• [Work to complete]: Return every entry from the listing below unaltered.

• [Extracted records]:
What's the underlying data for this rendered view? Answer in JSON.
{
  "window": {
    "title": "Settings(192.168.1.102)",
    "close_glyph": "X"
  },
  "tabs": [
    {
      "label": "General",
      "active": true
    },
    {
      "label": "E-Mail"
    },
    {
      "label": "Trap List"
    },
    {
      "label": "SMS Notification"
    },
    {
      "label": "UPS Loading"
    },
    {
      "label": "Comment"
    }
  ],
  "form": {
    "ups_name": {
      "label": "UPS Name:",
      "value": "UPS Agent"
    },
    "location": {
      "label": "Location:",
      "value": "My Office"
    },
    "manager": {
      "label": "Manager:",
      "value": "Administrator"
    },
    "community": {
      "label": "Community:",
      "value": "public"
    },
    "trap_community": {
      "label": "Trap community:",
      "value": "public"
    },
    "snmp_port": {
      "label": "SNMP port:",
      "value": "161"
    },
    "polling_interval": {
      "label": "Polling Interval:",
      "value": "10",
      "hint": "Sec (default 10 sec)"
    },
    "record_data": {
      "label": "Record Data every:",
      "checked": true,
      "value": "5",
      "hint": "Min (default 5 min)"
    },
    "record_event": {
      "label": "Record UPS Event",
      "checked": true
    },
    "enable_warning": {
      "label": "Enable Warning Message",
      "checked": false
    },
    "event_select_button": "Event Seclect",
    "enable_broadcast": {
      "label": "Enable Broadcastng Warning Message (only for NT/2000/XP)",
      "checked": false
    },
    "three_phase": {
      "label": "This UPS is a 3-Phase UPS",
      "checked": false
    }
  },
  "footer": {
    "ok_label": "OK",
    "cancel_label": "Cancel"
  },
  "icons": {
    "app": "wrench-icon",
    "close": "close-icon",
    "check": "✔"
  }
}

• [Your response]:
What's the underlying data for this rendered view? Answer in JSON.
{
  "window": {
    "title": "Settings(192.168.1.102)",
    "close_glyph": "X"
  },
  "tabs": [
    {
      "label": "General",
      "active": true
    },
    {
      "label": "E-Mail"
    },
    {
      "label": "Trap List"
    },
    {
      "label": "SMS Notification"
    },
    {
      "label": "UPS Loading"
    },
    {
      "label": "Comment"
    }
  ],
  "form": {
    "ups_name": {
      "label": "UPS Name:",
      "value": "UPS Agent"
    },
    "location": {
      "label": "Location:",
      "value": "My Office"
    },
    "manager": {
      "label": "Manager:",
      "value": "Administrator"
    },
    "community": {
      "label": "Community:",
      "value": "public"
    },
    "trap_community": {
      "label": "Trap community:",
      "value": "public"
    },
    "snmp_port": {
      "label": "SNMP port:",
      "value": "161"
    },
    "polling_interval": {
      "label": "Polling Interval:",
      "value": "10",
      "hint": "Sec (default 10 sec)"
    },
    "record_data": {
      "label": "Record Data every:",
      "checked": true,
      "value": "5",
      "hint": "Min (default 5 min)"
    },
    "record_event": {
      "label": "Record UPS Event",
      "checked": true
    },
    "enable_warning": {
      "label": "Enable Warning Message",
      "checked": false
    },
    "event_select_button": "Event Seclect",
    "enable_broadcast": {
      "label": "Enable Broadcastng Warning Message (only for NT/2000/XP)",
      "checked": false
    },
    "three_phase": {
      "label": "This UPS is a 3-Phase UPS",
      "checked": false
    }
  },
  "footer": {
    "ok_label": "OK",
    "cancel_label": "Cancel"
  },
  "icons": {
    "app": "wrench-icon",
    "close": "close-icon",
    "check": "✔"
  }
}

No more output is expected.